• WHAT TO PRODUCE
Lines that include the string "prompt" are the ones to copy from the entries below.

Records from a data collection
* * *

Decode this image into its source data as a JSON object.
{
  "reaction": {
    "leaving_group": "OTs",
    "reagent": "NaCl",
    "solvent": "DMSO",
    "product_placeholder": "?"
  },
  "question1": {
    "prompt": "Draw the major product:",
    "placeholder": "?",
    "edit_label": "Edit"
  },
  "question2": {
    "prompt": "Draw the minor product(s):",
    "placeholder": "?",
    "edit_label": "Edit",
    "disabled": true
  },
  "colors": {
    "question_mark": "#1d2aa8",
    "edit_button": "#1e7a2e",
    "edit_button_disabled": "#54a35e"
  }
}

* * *

• ANSWER SECTION
    "prompt": "Draw the major product:",
    "prompt": "Draw the minor product(s):",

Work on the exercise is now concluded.